In the month leading up to my semester abroad, I held several expectations and assumptions about Lisbon, its culture, and its people. Most of these assumptions came from my personal experience of having Azorean grandparents and my three visits to the islands of the Azores. I now realize that this was traditional Portuguese culture, a hard-working and quiet society, proud of their land and the language they speak, content with remaining in their own corner of the world. It did not take me long to realize that the culture I considered Portuguese was actually not the culture of modern Portugal, especially Lisbon. The culture of Lisbon could not be further from that of the Azores. Upon arrival I soon realized that Lisbon was a city that never sleeps, full of young and happy people, glad to assist you in anyway. Although I can speak Portuguese I was nervous that it was not good enough, that when walking the streets people would recognize my foreign accent, and treat me differently, but the astounding diversity of the city proved me wrong. Not only is everything from metro maps to restaurant menus provided in several languages, the people of Lisbon generally speak multiple languages and love to learn more, they are happy to hold a conversation in whatever is easier to you. I actually find myself speaking to waiters in English despite my ability to speak in their native tongue, simply because the Portuguese always seize the opportunity to practice another language. Also, most American students in my program knew little to no Portuguese upon arrival, but never struggle or are never forced to feel uncomfortable about that fact.

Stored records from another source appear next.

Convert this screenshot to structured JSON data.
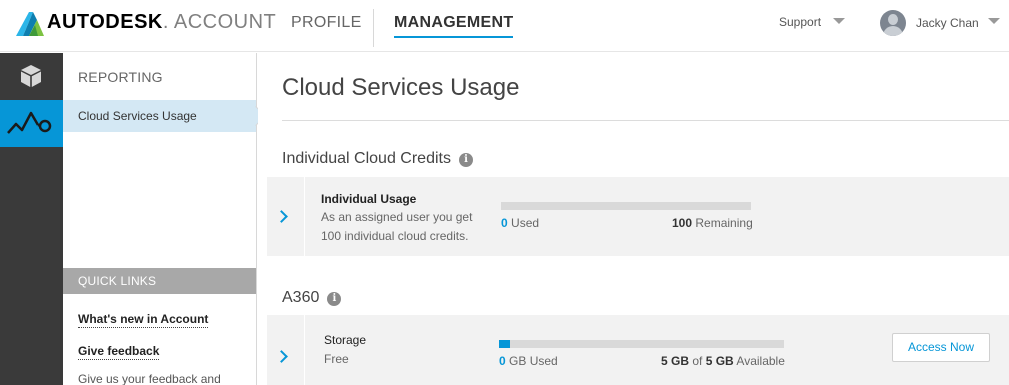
{
  "header": {
    "brand_bold": "AUTODESK",
    "brand_light": ". ACCOUNT",
    "nav": {
      "profile": "PROFILE",
      "management": "MANAGEMENT"
    },
    "support": "Support",
    "user_name": "Jacky Chan"
  },
  "rail": [
    {
      "icon": "box-icon",
      "active": false
    },
    {
      "icon": "usage-chart-icon",
      "active": true
    }
  ],
  "sidebar": {
    "section_title": "REPORTING",
    "items": [
      {
        "label": "Cloud Services Usage",
        "active": true
      }
    ],
    "quick_links": {
      "title": "QUICK LINKS",
      "links": [
        "What's new in Account",
        "Give feedback"
      ],
      "feedback_text": "Give us your feedback and"
    }
  },
  "main": {
    "title": "Cloud Services Usage",
    "sections": [
      {
        "title": "Individual Cloud Credits",
        "card": {
          "title": "Individual Usage",
          "description_line1": "As an assigned user you get",
          "description_line2": "100 individual cloud credits.",
          "used_value": "0",
          "used_label": "Used",
          "remaining_value": "100",
          "remaining_label": "Remaining",
          "used_fraction": 0
        }
      },
      {
        "title": "A360",
        "card": {
          "title": "Storage",
          "subtitle": "Free",
          "used_value": "0",
          "used_label": "GB Used",
          "available_used": "5 GB",
          "of_label": "of",
          "available_total": "5 GB",
          "available_label": "Available",
          "used_fraction": 0.04,
          "button_label": "Access Now"
        }
      }
    ]
  },
  "colors": {
    "accent": "#0696d7",
    "rail": "#3a3a3a",
    "active_nav": "#d4e8f4",
    "quick_links_header": "#a8a8a8"
  }
}
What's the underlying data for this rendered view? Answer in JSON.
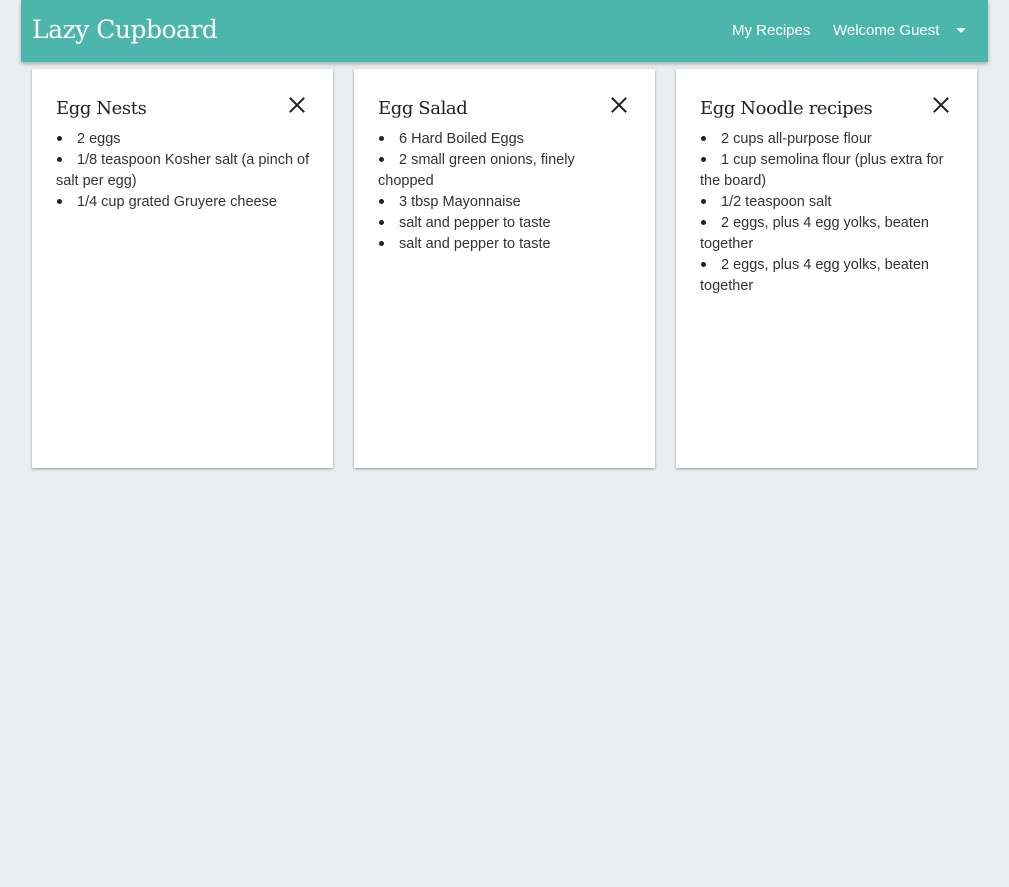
{
  "header": {
    "brand": "Lazy Cupboard",
    "my_recipes": "My Recipes",
    "welcome": "Welcome Guest"
  },
  "cards": [
    {
      "title": "Egg Nests",
      "ingredients": [
        "2 eggs",
        "1/8 teaspoon Kosher salt (a pinch of salt per egg)",
        "1/4 cup grated Gruyere cheese"
      ]
    },
    {
      "title": "Egg Salad",
      "ingredients": [
        "6 Hard Boiled Eggs",
        "2 small green onions, finely chopped",
        "3 tbsp Mayonnaise",
        "salt and pepper to taste",
        "salt and pepper to taste"
      ]
    },
    {
      "title": "Egg Noodle recipes",
      "ingredients": [
        "2 cups all-purpose flour",
        "1 cup semolina flour (plus extra for the board)",
        "1/2 teaspoon salt",
        "2 eggs, plus 4 egg yolks, beaten together",
        "2 eggs, plus 4 egg yolks, beaten together"
      ]
    }
  ],
  "colors": {
    "header_bg": "#4db6ac",
    "page_bg": "#eaeef1",
    "card_bg": "#ffffff"
  },
  "icons": {
    "close": "close-icon",
    "dropdown": "caret-down-icon"
  }
}
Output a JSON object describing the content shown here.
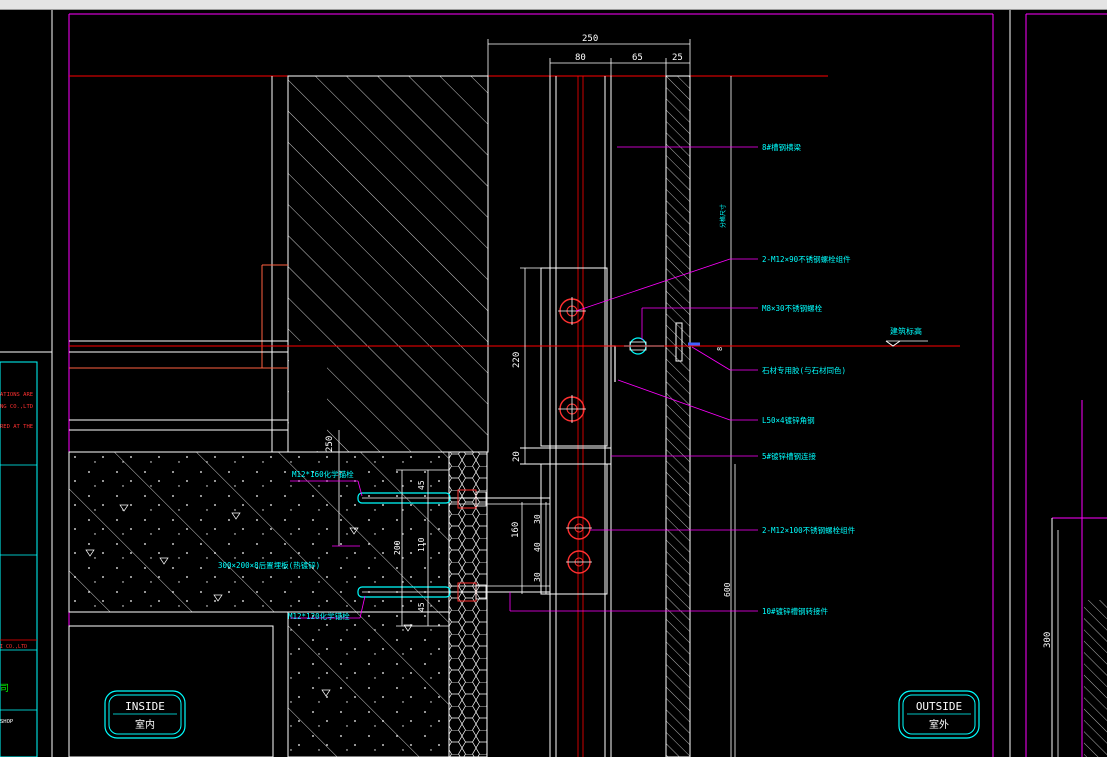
{
  "colors": {
    "background": "#000000",
    "frame": "#ff00ff",
    "dim": "#ffffff",
    "text": "#00ffff",
    "structure": "#ffffff",
    "level_line": "#ff0000",
    "bolt": "#ff3030",
    "hatch": "#ffffff"
  },
  "dimensions": {
    "top_total": "250",
    "top_a": "80",
    "top_b": "65",
    "top_c": "25",
    "v_220": "220",
    "v_20": "20",
    "v_250": "250",
    "v_160": "160",
    "v_30a": "30",
    "v_40": "40",
    "v_30b": "30",
    "v_45a": "45",
    "v_200": "200",
    "v_110": "110",
    "v_45b": "45",
    "v_600": "600",
    "v_8": "8",
    "v_300": "300",
    "v_split": "分格尺寸"
  },
  "labels": {
    "l1": "8#槽钢横梁",
    "l2": "2-M12×90不锈钢螺栓组件",
    "l3": "M8×30不锈钢螺栓",
    "l4": "建筑标高",
    "l5": "石材专用胶(与石材同色)",
    "l6": "L50×4镀锌角钢",
    "l7": "5#镀锌槽钢连接",
    "l8": "2-M12×100不锈钢螺栓组件",
    "l9": "10#镀锌槽钢转接件",
    "l10": "M12*160化学锚栓",
    "l11": "300×200×8后置埋板(热镀锌)",
    "l12": "M12*120化学锚栓"
  },
  "badges": {
    "inside_en": "INSIDE",
    "inside_cn": "室内",
    "outside_en": "OUTSIDE",
    "outside_cn": "室外"
  },
  "sidebar_text": {
    "red1": "ATIONS ARE",
    "red2": "NG CO.,LTD",
    "red3": "RED AT THE",
    "red4": "I CO.,LTD",
    "green1": "司",
    "white1": "SHOP"
  }
}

In addition to English, I hear Italian, German, Spanish, even Chinese and some African dialects spoken all over the city, this is because of both the diversity of citizens and the amount of tourists and immigrants who come to this metropolis. I expected Lisbon to be somewhat of a peripheral city of Europe, however every day I see and hear more and more stories of people coming from all over to either study, live, or visit the city. Lisbon is not a Portuguese city, it is a city of the world. This brings me to expectations of my living situation, I presumed that my stay in Portugal wouldn’t be grand, that I would most likely share a small room or apartment, have a communal bathroom, and may not access to amenities I am used to back home, again, I assumed wrong. The housing I was giving is in a modern dorm where I stay in a single room with plenty of storage, I share a bathroom with only one other student, and the building has everything from a computer lab to a ping pong table and plenty of communal areas. The dorm also has an amazing terrace where we can relax with a book and coffee and enjoy the amazing Lisbon weather. Also, I assumed I would have to either integrate into a Portuguese community or live solely with Americans however Americans make up only about 30% of the students in my dorm. I have made friends with students from all over Europe and Asia, all coming to Lisbon for the same reason as myself. Similarly, I assumed that every European would berate me with questions about President Trump and the United States but on the contrary any political conversation is one of mutual respect and ideas. They ask to be educated about the current political climate in America, not condemn and ask why it happened, in turn I of course ask about the current politics of Europe which is also at a crucial turning point in history. It has very much reinforced the truth that America is not the center of the planet and that all nations have problems, the trick is to work together to solve these problems as a global community.
Something else I did not was how fast I assimilated to the casual culture and lifestyle of Lisbon. I drink espresso coffee all day long, I choose to walk instead of using public transportation, I eat every meal about 3 hours after I normally would at home (yes, dinner time in Portugal is about 9 PM and yes, I drink a coffee with dessert), and you can never say no to a pastel de nata (a classic Portuguese pastry everyone needs to try once in their life). Next, I expected to stay within Lisbon and travel all around Europe on my weekends yet even after two months I have not left the country, I instead have spent my weekends exploring the city or renting a car and seeing what the rest of the country has to offer, and I have not been disappointed. Finally, I expected to spend my time relaxing with friends, not having to worry about classes but on the contrary I have found that I enjoy my classes. Every professor I have has an amazing story and is excited to hear all of ours, their passion has inspired me and my classmates to go above and beyond, attending museums outside the classroom, and actually reading the books we were assigned. I expected to come to a hustling and bustling city full of Portuguese people where my American friends and I would mind our own business and spend our time at loud bars. Instead my experience has consisted of friendly interactions with everyone I meet, learning about cultures and history outside and inside the classroom, friends I will never forget. The perfect portrait I can describe the culture of Lisbon is what you can find on any given night: hundreds of people from all over the world sitting atop a hill, casually drinking wine, laughing and watching the sunset over the beautiful hills of Lisbon.